= About this task =
Without skipping or changing anything, print all the entries.

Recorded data
================================
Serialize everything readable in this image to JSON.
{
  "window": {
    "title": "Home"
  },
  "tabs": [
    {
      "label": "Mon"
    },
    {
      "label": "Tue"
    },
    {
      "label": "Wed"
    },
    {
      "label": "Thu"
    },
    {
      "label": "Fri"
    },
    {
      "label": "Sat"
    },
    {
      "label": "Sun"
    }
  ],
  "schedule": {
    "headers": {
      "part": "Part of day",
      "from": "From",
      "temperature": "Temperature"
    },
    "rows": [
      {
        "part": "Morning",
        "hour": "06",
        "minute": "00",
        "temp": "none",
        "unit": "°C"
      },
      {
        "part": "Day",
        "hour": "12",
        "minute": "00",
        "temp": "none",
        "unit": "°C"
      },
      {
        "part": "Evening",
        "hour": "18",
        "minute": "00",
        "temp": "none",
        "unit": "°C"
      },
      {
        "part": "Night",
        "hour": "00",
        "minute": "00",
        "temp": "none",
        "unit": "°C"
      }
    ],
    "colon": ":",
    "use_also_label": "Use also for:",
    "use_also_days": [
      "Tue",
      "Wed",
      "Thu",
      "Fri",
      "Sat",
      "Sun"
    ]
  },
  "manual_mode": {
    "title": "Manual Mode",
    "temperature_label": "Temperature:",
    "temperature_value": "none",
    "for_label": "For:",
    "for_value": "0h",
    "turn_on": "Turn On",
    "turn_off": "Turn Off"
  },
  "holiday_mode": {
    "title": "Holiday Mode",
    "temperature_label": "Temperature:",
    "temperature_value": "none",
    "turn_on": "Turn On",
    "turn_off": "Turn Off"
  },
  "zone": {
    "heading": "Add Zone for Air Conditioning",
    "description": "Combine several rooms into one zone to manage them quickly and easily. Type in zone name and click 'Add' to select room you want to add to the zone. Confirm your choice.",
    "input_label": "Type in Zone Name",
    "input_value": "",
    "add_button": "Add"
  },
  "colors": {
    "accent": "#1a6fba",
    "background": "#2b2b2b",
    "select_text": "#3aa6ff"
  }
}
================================
= Result of the task =
Serialize everything readable in this image to JSON.
{
  "window": {
    "title": "Home"
  },
  "tabs": [
    {
      "label": "Mon"
    },
    {
      "label": "Tue"
    },
    {
      "label": "Wed"
    },
    {
      "label": "Thu"
    },
    {
      "label": "Fri"
    },
    {
      "label": "Sat"
    },
    {
      "label": "Sun"
    }
  ],
  "schedule": {
    "headers": {
      "part": "Part of day",
      "from": "From",
      "temperature": "Temperature"
    },
    "rows": [
      {
        "part": "Morning",
        "hour": "06",
        "minute": "00",
        "temp": "none",
        "unit": "°C"
      },
      {
        "part": "Day",
        "hour": "12",
        "minute": "00",
        "temp": "none",
        "unit": "°C"
      },
      {
        "part": "Evening",
        "hour": "18",
        "minute": "00",
        "temp": "none",
        "unit": "°C"
      },
      {
        "part": "Night",
        "hour": "00",
        "minute": "00",
        "temp": "none",
        "unit": "°C"
      }
    ],
    "colon": ":",
    "use_also_label": "Use also for:",
    "use_also_days": [
      "Tue",
      "Wed",
      "Thu",
      "Fri",
      "Sat",
      "Sun"
    ]
  },
  "manual_mode": {
    "title": "Manual Mode",
    "temperature_label": "Temperature:",
    "temperature_value": "none",
    "for_label": "For:",
    "for_value": "0h",
    "turn_on": "Turn On",
    "turn_off": "Turn Off"
  },
  "holiday_mode": {
    "title": "Holiday Mode",
    "temperature_label": "Temperature:",
    "temperature_value": "none",
    "turn_on": "Turn On",
    "turn_off": "Turn Off"
  },
  "zone": {
    "heading": "Add Zone for Air Conditioning",
    "description": "Combine several rooms into one zone to manage them quickly and easily. Type in zone name and click 'Add' to select room you want to add to the zone. Confirm your choice.",
    "input_label": "Type in Zone Name",
    "input_value": "",
    "add_button": "Add"
  },
  "colors": {
    "accent": "#1a6fba",
    "background": "#2b2b2b",
    "select_text": "#3aa6ff"
  }
}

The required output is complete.